RSN Embroidery Studio: Home Interiors
21st May, 2020
Many of the pieces that come into the RSN Embroidery Studio are of sentimental value with amazing stories behind them. We often see samplers that can be traced back via the family tree sometimes opening another world to the family ancestors.
A client brought us a sampler which was amongst her mother’s sewing equipment. One of the names embroidered in to it is of her father’s ancestors. The client assumes that her mother had kept the sampler for this reason and was enthusiastic to research further into her paternal family tree, researching the individual names listed. The date on the sampler is 1839, and is in keeping with the style of that time.
Fortunately, the sampler did not have any holes or broken threads on it, but it did have moth residue. The first process was therefore to lightly surface clean the sampler with a low suction conservation hoover before placing it on to a support fabric of linen.
Once this was complete, we mounted the piece onto conservation grade card ready for framing. When placing any textile behind glass it is very important that the glass does not touch the textile and that air can flow between the two very different materials. The back should be sealed to prevent little insects getting in to make their home and have a feast!
The final sampler after restoration:
The sampler was not the only piece our client brought to us, she also brought two unfinished Jacobean Crewelwork pieces. These embroideries were originally destined as covers for dining chairs. The client’s mother spent a lot of her childhood stitching as she had a disability which meant running around was not a possibility. She learnt to sew beautifully, not just in ‘Jacobean’ stitches but also in Whitework, and turned her hand to embroidered pictures and making embroidered boxes.
The chair seats were not completed as the client’s grandmother left a set of more grand chairs, and she suspects that her mother started working on a different project instead. The client’s mother was a member of the Broderers of York Minster, which she loved and her work is still on display and in use in the Minster. From what we can see, she was a very accomplished embroiderer.
The RSN Embroidery Studio had the satisfying task of finishing the embroidery and making the pieces into cushions – not as straight forward as you might think!
The Studio Embroiderers firstly had to match the thread colours, taking in to consideration how the client’s mother would have continued to work them and where she would have placed the colours and stitches. Each cushion had different areas worked which gave us a clue as to her intentions as well as the decisions she had already made on the areas she had completed. In addition, it is the skill of the RSN Studio Team to adapt their own style and tension to suit that of an original piece of work so that it does not look like the work of two different people. This skill, and the ability to adapt the natural way of working of a highly trained RSN Embroiderer, comes with experience and confidence in the techniques as well as one’s own ability.

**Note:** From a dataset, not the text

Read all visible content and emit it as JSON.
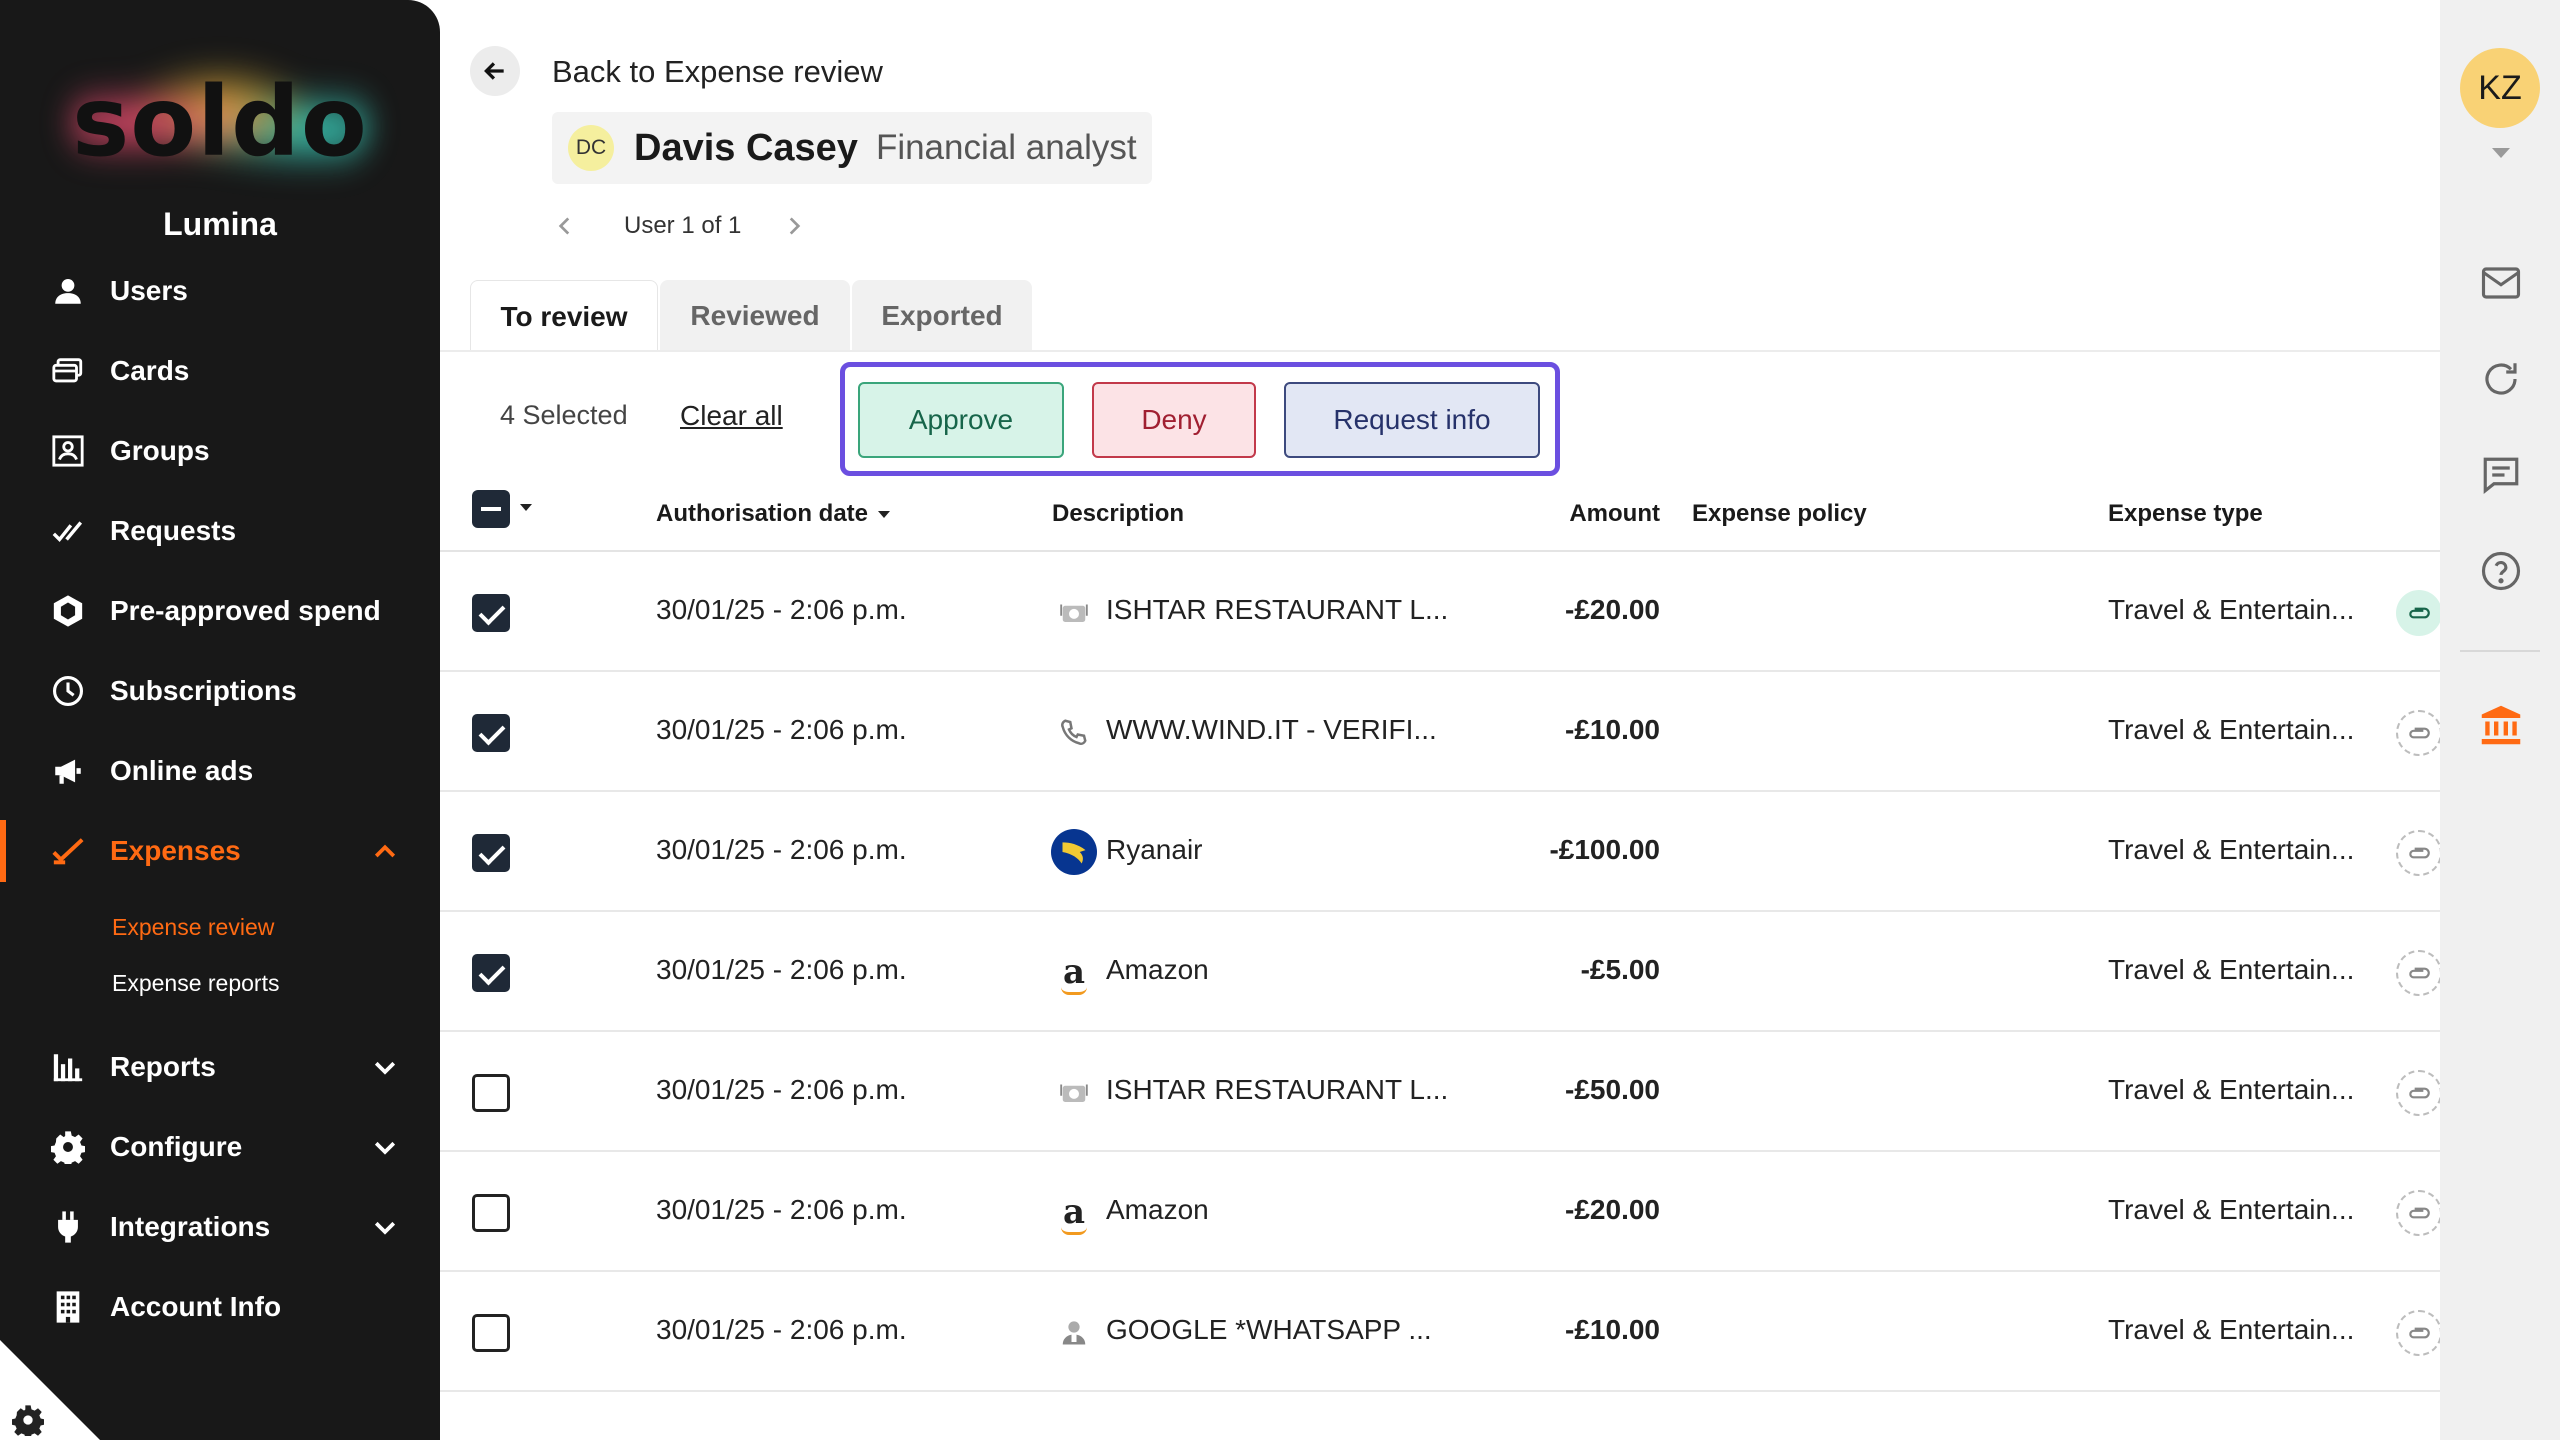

The cushions were constructed with a linen fabric back, a similar weight to the twill on the front. Using a spot cleaning method, we needed to remove some design marks in the corners, which were there to show the corner position for the chair pad. We used a feather cushion inner and chose a size larger as this will give more support to the embroidery in the future, keeping it from being crushed, which could happen if the inner was too soft. We finished the cushions with a hand twisted woollen cord taking the colours from the cushion so that each one was different.

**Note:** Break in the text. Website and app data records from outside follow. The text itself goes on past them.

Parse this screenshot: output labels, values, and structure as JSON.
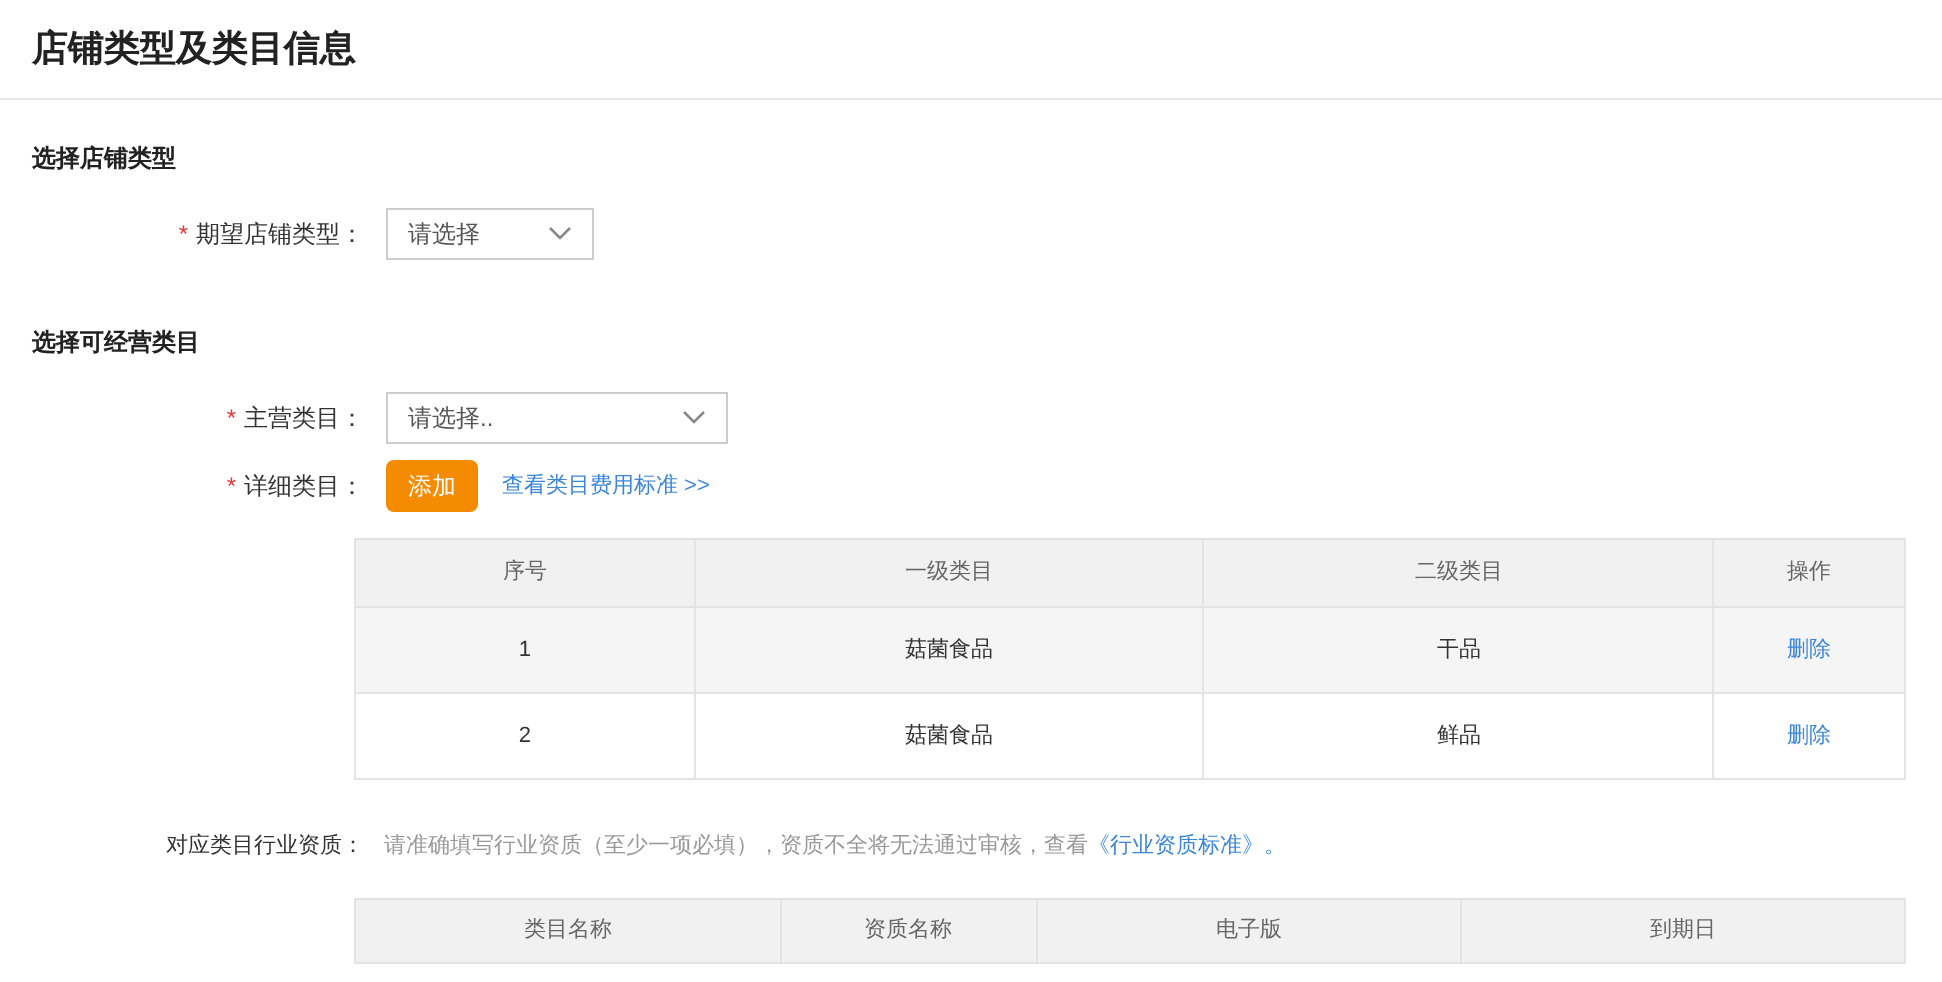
{
  "page_title": "店铺类型及类目信息",
  "store_type_section": {
    "heading": "选择店铺类型",
    "field": {
      "required_mark": "*",
      "label": "期望店铺类型：",
      "placeholder": "请选择"
    }
  },
  "category_section": {
    "heading": "选择可经营类目",
    "main_category": {
      "required_mark": "*",
      "label": "主营类目：",
      "placeholder": "请选择.."
    },
    "detail_category": {
      "required_mark": "*",
      "label": "详细类目：",
      "add_button": "添加",
      "fee_link": "查看类目费用标准 >>"
    },
    "table": {
      "columns": [
        "序号",
        "一级类目",
        "二级类目",
        "操作"
      ],
      "rows": [
        {
          "cells": [
            "1",
            "菇菌食品",
            "干品"
          ],
          "action": "删除"
        },
        {
          "cells": [
            "2",
            "菇菌食品",
            "鲜品"
          ],
          "action": "删除"
        }
      ]
    }
  },
  "qualification": {
    "label": "对应类目行业资质：",
    "hint": "请准确填写行业资质（至少一项必填），资质不全将无法通过审核，查看",
    "link": "《行业资质标准》",
    "hint_end": "。",
    "table": {
      "columns": [
        "类目名称",
        "资质名称",
        "电子版",
        "到期日"
      ]
    }
  }
}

We were delighted with the final result and so was our client, who has donated the four remaining chair seats to the RSN. We will use them for training the Future Tutor students during their Studio time. In this particular case, their training will be as if a client has brought them a commission and they will learn how to complete the work, from estimating the time and cost, to the thread quantity and making it up either as a cushion or a chair pad. These are important and, indeed, vital skills required when either working in the RSN Studio or when they are working Freelance.
We thought that we would let our client have the final word: “I do not have my mother’s talent in either stitching or the eye for colour so I am immensely grateful to the ladies who completed the cushions. I cannot tell whose work is whose, but as they sit on my sofa I look at them and feel my mother’s presence.”